Not surprisingly, the recent cloud acquisitions sit closest to the current state of the traditional enterprise. Key to this strategy is to 1) expand the portfolio by offering new solutions and 2) evolve the enterprise (and provider) toward a cloud-based strategy.

Keeping score

For those keeping score, Cisco acquired Metacloud. EMC acquired Cloudscaling. HP acquired Eucalyptus. And IBM acquired SoftLayer. Based on the momentum, one could look toward IBM to make the next move. On the other side, with Cisco, EMC and HP going after private cloud solutions, there is a position to take that it is these three to watch. An additional factor to consider is that a startup may have a great solution, but not enough runway (money) to keep them afloat until the market is ready to adopt. Watch for more of these situations, as the overall IT market takes longer to adopt disruptive solutions such as cloud-based solutions.

Shifting the incumbents

Regardless of who moves first, second, third or fourth, the act of acquiring cloud-based solutions will create a shift in the provider’s overall strategy. For the enterprise CIO, one key to watch will be momentum among the cloud startups. Which solutions are up-and-coming and getting quite a bit of attention by early adopters? Two that come to mind are Docker and OpenStack. If OpenStack were a company, this would be the one to watch. In any case, enterprise IT organizations need to keep close watch of this area.

As enterprise IT organizations shift from traditional IT infrastructure to converged infrastructure and onward to cloud-based solutions, the incumbent provider must have an answer to the shift. Let it be noted that the incumbent need not provide all parts of the solution. This is where the ecosystem comes in to create value and fill the gaps in the strategy.

Leveraging innovation

Many ask why the incumbents do not innovate internally and build out their portfolio like they have in past years. With a vibrant industry of up-and-coming potential solutions, there are easier paths to success. Why take the risk and invest significant funding into a number of different strategies only to have one pay off? Instead, watch the space and acquire the right solution that has a proven technology and fits the model well. The key is finding the point when the solution is proven, but not so successful that it demands paying a premium.

For the CIO, this means keeping close tabs on how the cloud space is evolving regardless of the stage of adoption they are at. Cloud solutions impact organization, services, and processes in addition to technology.

Divesting leads to Consolidation

The big breakups of 2014 are leading to further cloud consolidation. Many of the large IT providers have simply gotten too big and too diversified. Divesting is essentially a healthy way to trim their portfolio and refocus the company in leading areas within their industry. Divesting also opens the door to an interesting side effect of acquisition opportunities.

Intersection of cloud consolidation and disruption
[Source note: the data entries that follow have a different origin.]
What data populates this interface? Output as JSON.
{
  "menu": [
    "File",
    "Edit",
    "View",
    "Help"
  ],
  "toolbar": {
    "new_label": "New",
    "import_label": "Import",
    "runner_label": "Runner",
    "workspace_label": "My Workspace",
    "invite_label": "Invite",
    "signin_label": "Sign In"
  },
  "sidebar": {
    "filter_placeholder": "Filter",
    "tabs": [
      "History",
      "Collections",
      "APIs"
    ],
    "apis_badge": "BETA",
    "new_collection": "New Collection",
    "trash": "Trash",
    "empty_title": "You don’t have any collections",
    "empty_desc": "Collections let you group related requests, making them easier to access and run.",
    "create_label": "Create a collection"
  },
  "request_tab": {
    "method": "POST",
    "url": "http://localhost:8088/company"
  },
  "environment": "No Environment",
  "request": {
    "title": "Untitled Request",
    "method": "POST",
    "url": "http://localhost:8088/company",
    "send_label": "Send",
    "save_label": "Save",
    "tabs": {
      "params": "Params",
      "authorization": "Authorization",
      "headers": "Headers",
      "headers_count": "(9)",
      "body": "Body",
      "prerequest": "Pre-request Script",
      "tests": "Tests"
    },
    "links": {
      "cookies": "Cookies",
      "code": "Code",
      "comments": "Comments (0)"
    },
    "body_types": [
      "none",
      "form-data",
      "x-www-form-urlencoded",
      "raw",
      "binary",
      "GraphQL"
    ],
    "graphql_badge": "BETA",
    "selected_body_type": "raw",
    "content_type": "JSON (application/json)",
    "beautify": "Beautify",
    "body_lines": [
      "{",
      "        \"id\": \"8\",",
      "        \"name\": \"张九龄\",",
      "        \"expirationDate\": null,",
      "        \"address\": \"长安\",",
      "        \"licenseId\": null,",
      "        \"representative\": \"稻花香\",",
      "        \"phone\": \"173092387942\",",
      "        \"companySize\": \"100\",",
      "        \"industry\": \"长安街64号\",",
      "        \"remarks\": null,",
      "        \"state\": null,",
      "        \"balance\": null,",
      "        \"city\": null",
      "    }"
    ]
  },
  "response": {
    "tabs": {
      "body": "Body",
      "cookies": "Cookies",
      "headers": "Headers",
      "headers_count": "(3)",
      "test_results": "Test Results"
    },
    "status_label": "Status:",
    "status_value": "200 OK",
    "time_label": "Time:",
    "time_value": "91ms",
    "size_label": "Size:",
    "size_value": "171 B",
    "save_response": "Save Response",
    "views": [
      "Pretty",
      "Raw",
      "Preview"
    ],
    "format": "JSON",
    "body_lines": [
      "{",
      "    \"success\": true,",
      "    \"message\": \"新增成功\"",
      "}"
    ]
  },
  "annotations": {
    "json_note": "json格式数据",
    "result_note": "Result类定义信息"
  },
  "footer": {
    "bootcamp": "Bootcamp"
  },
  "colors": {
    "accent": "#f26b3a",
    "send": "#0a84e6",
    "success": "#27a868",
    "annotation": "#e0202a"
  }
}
Each of the acquisition targets is disruptive in their own right. The market as a whole is also very fragmented with solutions solving a similar problem, but in very different ways. And each company does one thing and one thing very well. The opportunity to explode the solution comes with building out the ecosystem. For the startup, what better way than to sell to a larger organization that has several of the building blocks already integrated and productized. Plus, the alternative of heading toward IPO is just not as appetizing of an equity event as it used to be.